Hydrocarbons have long been a pillar of many economies, supporting industries, job creation, and economic growth. Numerous nations heavily rely on hydrocarbon exports for revenue generation, which contributes to their national budgets and economic stability. The oil and gas industry also provides employment opportunities across the value chain, from exploration and production to refining and distribution.

The economic significance of hydrocarbons and the associated infrastructure investments create inertia in transitioning away from these resources, particularly in countries heavily dependent on their revenues.

Technological and efficiency advancements

Technological advancements have led to significant improvements in the extraction, production, and utilization of hydrocarbons.

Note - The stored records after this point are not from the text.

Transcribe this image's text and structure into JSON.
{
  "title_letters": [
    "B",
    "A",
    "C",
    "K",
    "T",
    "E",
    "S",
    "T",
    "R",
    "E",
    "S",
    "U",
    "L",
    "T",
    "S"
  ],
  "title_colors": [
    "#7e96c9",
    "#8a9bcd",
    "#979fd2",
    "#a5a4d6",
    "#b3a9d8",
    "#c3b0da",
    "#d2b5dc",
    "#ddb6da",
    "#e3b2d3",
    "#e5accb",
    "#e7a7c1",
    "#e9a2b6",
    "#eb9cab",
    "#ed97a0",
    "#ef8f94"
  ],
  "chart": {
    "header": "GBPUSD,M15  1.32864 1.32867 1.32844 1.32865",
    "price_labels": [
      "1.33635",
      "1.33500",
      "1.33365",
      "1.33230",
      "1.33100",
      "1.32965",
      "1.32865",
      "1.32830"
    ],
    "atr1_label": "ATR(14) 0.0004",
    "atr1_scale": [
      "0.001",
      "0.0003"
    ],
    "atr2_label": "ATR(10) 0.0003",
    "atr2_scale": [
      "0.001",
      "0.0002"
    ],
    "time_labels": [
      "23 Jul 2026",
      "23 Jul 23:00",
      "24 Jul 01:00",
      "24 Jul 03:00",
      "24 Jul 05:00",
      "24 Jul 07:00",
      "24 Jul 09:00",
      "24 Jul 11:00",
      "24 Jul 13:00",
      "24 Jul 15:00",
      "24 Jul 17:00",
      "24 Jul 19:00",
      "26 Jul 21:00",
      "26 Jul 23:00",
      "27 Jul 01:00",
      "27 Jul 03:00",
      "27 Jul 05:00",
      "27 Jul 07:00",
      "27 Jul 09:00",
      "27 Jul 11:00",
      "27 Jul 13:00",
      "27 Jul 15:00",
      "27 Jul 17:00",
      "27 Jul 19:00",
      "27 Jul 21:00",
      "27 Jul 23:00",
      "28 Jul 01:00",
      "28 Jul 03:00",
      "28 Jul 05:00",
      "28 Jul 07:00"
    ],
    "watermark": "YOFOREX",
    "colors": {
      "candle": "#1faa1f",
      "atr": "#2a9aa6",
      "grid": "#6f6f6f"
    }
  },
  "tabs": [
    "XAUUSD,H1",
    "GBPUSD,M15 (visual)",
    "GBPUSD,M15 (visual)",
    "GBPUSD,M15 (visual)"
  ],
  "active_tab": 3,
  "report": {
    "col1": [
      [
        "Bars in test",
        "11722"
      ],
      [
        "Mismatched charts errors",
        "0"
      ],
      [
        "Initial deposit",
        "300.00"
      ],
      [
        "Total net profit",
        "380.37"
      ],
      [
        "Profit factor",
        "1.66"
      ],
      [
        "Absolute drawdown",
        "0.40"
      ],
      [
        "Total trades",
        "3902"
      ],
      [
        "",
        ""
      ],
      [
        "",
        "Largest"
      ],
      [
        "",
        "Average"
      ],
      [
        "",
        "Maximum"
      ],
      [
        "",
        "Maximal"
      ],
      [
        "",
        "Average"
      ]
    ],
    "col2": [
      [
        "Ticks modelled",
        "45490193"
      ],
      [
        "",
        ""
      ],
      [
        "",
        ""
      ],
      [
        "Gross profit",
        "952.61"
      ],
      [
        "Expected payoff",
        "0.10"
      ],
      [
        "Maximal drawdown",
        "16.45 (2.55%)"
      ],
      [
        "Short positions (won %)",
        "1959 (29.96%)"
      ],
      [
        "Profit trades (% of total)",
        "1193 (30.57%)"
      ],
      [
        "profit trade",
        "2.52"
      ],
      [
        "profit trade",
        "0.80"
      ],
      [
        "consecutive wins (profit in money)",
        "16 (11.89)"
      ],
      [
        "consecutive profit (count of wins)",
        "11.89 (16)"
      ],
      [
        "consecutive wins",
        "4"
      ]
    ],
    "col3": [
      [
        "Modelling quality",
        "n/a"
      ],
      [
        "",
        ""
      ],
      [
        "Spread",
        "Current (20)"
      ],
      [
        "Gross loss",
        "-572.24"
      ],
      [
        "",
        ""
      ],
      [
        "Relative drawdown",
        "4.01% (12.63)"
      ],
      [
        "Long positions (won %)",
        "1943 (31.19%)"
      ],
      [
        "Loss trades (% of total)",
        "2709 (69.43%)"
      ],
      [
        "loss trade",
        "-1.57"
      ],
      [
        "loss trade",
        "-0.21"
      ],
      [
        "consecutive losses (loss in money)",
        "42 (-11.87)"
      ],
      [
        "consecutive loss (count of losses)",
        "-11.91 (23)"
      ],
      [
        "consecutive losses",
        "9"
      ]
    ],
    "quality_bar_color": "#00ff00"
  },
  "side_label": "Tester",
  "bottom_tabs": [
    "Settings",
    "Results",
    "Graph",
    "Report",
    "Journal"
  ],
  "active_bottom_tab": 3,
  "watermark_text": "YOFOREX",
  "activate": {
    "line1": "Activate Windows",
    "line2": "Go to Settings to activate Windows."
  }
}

Advanced drilling techniques, such as hydraulic fracturing (fracking) and horizontal drilling, have unlocked previously inaccessible reserves, expanding the available hydrocarbon resources.

While the sustainability and the environmental footprint of those extraction methods are highly controversial, those reserves are adding nonetheless the time and resources to bridge the period to truly sustainable and renewable resources.

Additionally, advancements in carbon capture, utilization, and storage (CCUS) technologies offer the potential to reduce greenhouse gas emissions associated with hydrocarbon utilization, making them more environmentally friendly.

Energy security and reliability

Hydrocarbons provide a level of energy security and reliability due to their established infrastructure, diversified supply sources, and well-functioning markets. Countries without significant domestic renewable energy resources often rely on imported hydrocarbons to meet their energy needs. Diversifying the energy mix and reducing reliance on a single energy source is a complex process that requires time, investment, and infrastructure development.

Why hydrocarbons will remain pivotal in the global energy mix

Hydrocarbons, with their existing infrastructure and reliable supply chains, ensure energy security, especially during the transition to a more diversified energy system.

Transition challenges and cost considerations

While renewable energy sources continue to grow, a complete transition away from hydrocarbons within 30 years presents significant challenges. Scaling up renewable energy infrastructure, improving storage technologies, and tackling intermittency issues require substantial investments and time. Furthermore, renewable energy technologies are still evolving and may not yet be able to fully replace hydrocarbons in certain areas.

The main challenges though find themselves not in whether or not hydrocarbons can and should be replaced but in the current infrastructure, which is aging, as many electricity grids around the world were built decades ago and are now reaching the end of their operational life. Aging infrastructure poses reliability and safety concerns, as well as increased maintenance costs.

Meeting the growing demand for electricity requires sufficient generation capacity and a stable supply. As demand increases, current mainstream renewables such as wind and solar and traditional power plants may struggle to keep up, leading to potential blackouts or brownouts. The only way this energy supply challenge can be mitigated is through nuclear power, but building nuclear plants requires at least ten years.

About the author: Ennio Senese is partner and chief operations officer at UMS Group, an internationally operating management consultancy specialized in the energy and utility sectors. He previously held executive-level roles in consulting and industry.